They no longer are being watched by people wearing paper bags and frowns. Only the frowns remain.
In these humid, oppressive days of summer when the Florida heat is as impregnable as Randy White in the winter, the New Orleans Saints have come out into the open.
Consequently, so have the grim faces of those who are watching them. Unlike the Saints' victories over the past 15 years, the number of people watching them recently has multiplied.
The stories about cocaine. Everybody knows.
"I guess you might say that here is where it all starts," says Saints punter Russell Erxleben.

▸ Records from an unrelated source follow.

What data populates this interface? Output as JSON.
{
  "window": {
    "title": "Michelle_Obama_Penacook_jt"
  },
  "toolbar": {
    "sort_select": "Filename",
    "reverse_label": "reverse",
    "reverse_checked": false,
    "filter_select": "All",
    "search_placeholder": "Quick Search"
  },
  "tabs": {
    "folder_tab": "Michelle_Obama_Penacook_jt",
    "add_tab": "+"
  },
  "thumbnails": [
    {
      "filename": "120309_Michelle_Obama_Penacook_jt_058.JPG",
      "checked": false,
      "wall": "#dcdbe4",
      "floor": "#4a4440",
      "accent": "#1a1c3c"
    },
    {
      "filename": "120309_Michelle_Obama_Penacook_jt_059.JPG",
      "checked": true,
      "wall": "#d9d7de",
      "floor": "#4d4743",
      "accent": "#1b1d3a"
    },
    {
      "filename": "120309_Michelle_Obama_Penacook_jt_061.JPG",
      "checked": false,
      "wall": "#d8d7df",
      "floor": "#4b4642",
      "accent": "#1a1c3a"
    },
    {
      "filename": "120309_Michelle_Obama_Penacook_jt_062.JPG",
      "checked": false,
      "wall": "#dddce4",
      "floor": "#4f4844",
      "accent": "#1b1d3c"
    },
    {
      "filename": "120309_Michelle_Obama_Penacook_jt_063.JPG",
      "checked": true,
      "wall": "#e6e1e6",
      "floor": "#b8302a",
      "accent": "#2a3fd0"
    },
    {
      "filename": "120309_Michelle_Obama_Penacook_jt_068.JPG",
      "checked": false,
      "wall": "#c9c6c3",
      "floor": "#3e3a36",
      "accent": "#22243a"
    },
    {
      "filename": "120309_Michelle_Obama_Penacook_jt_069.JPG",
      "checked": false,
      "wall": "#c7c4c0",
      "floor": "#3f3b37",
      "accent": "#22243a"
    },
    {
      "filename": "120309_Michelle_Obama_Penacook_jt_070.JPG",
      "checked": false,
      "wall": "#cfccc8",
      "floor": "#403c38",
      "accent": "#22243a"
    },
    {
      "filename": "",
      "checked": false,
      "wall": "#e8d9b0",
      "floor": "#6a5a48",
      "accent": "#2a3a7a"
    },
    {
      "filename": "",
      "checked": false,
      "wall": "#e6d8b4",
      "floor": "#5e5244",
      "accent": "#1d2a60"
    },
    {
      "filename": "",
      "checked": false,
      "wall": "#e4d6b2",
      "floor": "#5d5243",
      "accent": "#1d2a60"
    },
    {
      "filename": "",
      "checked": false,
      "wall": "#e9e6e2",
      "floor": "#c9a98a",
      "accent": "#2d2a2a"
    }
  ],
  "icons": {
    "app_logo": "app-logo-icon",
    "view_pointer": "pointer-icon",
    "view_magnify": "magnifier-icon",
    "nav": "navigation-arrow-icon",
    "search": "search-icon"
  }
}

The voice of demons surrounds the Saints. It began in June when Don Reese, a New Orleans player in 1978-80, told Sports Illustrated that cocaine abuse infested the Saints in the day, in the night and in the locker room.
Reese mentioned names. One of those names was Mike Strachan, a running back for New Orleans from 1975-80 and the team's most valuable player in 1975. Strachan is set for an Aug. 30 trial in New Orleans for charges of conspiracy and drug distribution. He has pleaded innocent and subpoenaed numerous team members.

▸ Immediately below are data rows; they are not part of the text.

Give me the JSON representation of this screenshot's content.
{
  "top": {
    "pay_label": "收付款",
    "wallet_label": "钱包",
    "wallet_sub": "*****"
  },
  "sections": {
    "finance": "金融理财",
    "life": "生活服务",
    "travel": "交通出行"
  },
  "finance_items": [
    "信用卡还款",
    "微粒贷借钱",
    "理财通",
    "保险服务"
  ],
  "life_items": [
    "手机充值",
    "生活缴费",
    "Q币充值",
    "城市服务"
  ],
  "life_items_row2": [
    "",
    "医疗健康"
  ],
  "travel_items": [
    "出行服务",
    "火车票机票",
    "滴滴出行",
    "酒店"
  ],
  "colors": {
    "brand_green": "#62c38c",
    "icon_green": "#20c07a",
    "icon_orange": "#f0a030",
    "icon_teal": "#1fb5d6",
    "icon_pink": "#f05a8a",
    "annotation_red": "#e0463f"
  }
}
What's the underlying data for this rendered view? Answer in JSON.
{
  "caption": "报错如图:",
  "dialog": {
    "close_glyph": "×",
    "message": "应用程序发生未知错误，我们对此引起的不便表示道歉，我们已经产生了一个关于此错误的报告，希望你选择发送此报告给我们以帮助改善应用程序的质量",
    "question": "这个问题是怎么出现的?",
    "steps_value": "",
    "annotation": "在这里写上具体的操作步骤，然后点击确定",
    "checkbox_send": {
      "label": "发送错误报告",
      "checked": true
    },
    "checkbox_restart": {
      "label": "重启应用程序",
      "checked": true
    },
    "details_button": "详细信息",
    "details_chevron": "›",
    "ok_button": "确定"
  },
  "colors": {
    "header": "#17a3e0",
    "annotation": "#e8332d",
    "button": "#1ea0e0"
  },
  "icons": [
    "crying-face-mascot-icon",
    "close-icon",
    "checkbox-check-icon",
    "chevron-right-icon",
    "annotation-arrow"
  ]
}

Then there is the story of George Rogers, the NFL's rookie of the year and leading rusher in 1981. Earlier this month, Rogers, who gained 1,674 yards in his first post-Heisman season, admitted using cocaine for recreational purposes.
Reserve quarterback Dave Wilson, one of the subpoenaed players, said, "The scrutiny of the Saints will continue. We're the ones with the names out. We'll get it for awhile."

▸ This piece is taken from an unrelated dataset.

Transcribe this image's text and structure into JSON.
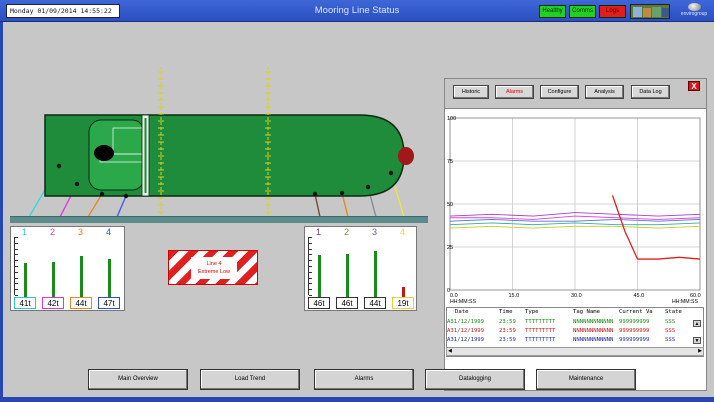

Bobby Scott, a reserve quarterback who has been with the Saints for 11 seasons, views the problem from its conception: "I think Don Reese probably got himself into trouble and needed the money from Sports Illustrated. He hurt himself more than anything."
Their nickname remains "Saints." Their career record remains 59-154-5. With all the scavengers ravaging a team coming off a 4-12 season and a winless offseason, it seems the blood of integrity has been sapped. The brittle bones of condemnation are the remains.
It's enough to make second-year Coach/General Manager Bum Phillips, a man of humor and one-liners, turn to cold one-line dead-end responses. Phillips prefers wearing cowboy hats to ball and chain.
On Don Reese: "It has nothing to do with us. He's not on this team."
On Mike Strachan's trial: "I didn't even know it was coming up."
On the drug-abuse subject in general: "I don't think about it, just coaching. What has happened with this team is not nearly as important as what is going to happen."
Wide receiver Lindsay Scott, New Orleans' first-round pick from Georgia, said Phillips was a bit more adamant with the team. "Coach Phillips told us, 'The first time I'll take the blame. The second time, any of you get caught (with drugs), you're gone.' "
Defensive end Bruce Clark left the Canadian Football League this year and persuaded Green Bay, who owned his rights, to trade him to the Saints for a first-round pick in 1983. On the day of his press conference, the Reese story came out. Guess which one was the lead story?
Clark says, "It hasn't bothered one athlete here. We got slapped in the face for something we're not even a part of. And if some players here now were involved, they have cleaned up their act. It's not like 'Oh my God!' This happens all over."
Erxleben says, "I don't think it is as bad as people think. This is a prime example of the power of the press. I think it's like the whisper game I played as a kid--somebody whispers something and it's passed along."
When the name "George Rogers" was tacked on the Saints' list of drug users, the whispers turned to shrieks. He is the power-plus-speed man from South Carolina who ran for more than 100 yards nine times and scored 13 touchdowns last year, two of his eight New Orleans records. He is the man about whom quarterback Archie Manning says, "We are a ball-control offense and George controls the ball. That's how important he is to us."
In New Orleans, George Rogers is simply The Man.
"These last few months have been hectic," says Rogers. "I've changed a lot in the last two months. The changes have been for the better."
Rogers called a press conference earlier this month and spoke of his drug use last year. He spent three days at the Palm Beach Institute taking psychiatric tests, was pronounced fit with no sign of dependence on cocaine or any other drug, and since has added a constant smile to style.
"People look up to you, so you have to take it. As far as I'm concerned the cocaine stories are cleared up. I'm tired of people asking questions. It's over and done and I ain't going to say any more," said Rogers, who, like every Saints player questioned, says he has no objections to urinalysis. ("I have nothing to hide," Rogers says.)
Again, Erxleben put things in the perspective of Sainthood/non-Sainthood: "I forgave George Rogers. It took a hell of a man to say 'I made a mistake.' George didn't hurt me or the fans. He worked every Sunday and didn't dog it. He didn't rape or kill someone. He hurt himself. That's all."
Erxleben paused as though he were watching the hang time of his words. He added, "But if George does it again, I'll be mad."
Manning, about to begin his 12th NFL season since being voted merely the "Quarterback of the Century" at Mississippi of the Southeastern Conference, stands behind Rogers, who usually stands behind him in the Saints' backfield.
Manning said, "George is very honest, very genuine. I believe in him. The whole team believes in him. We'll beat this all yet."
Scott, the rookie receiver, said of the drug talk, "It could be used in two ways--as a motivating factor or, if we lose, it could be blamed on the drugs."
Perhaps it was fitting that when Phillips came to camp to begin the end of this truly off offseason, the Vero Beach airport was surrounded by tanks and Sandinista rebels with machine guns.
Phillips knew a movie was being filmed, but said, as only he could say, "I didn't know the NFL drug enforcement was that strong."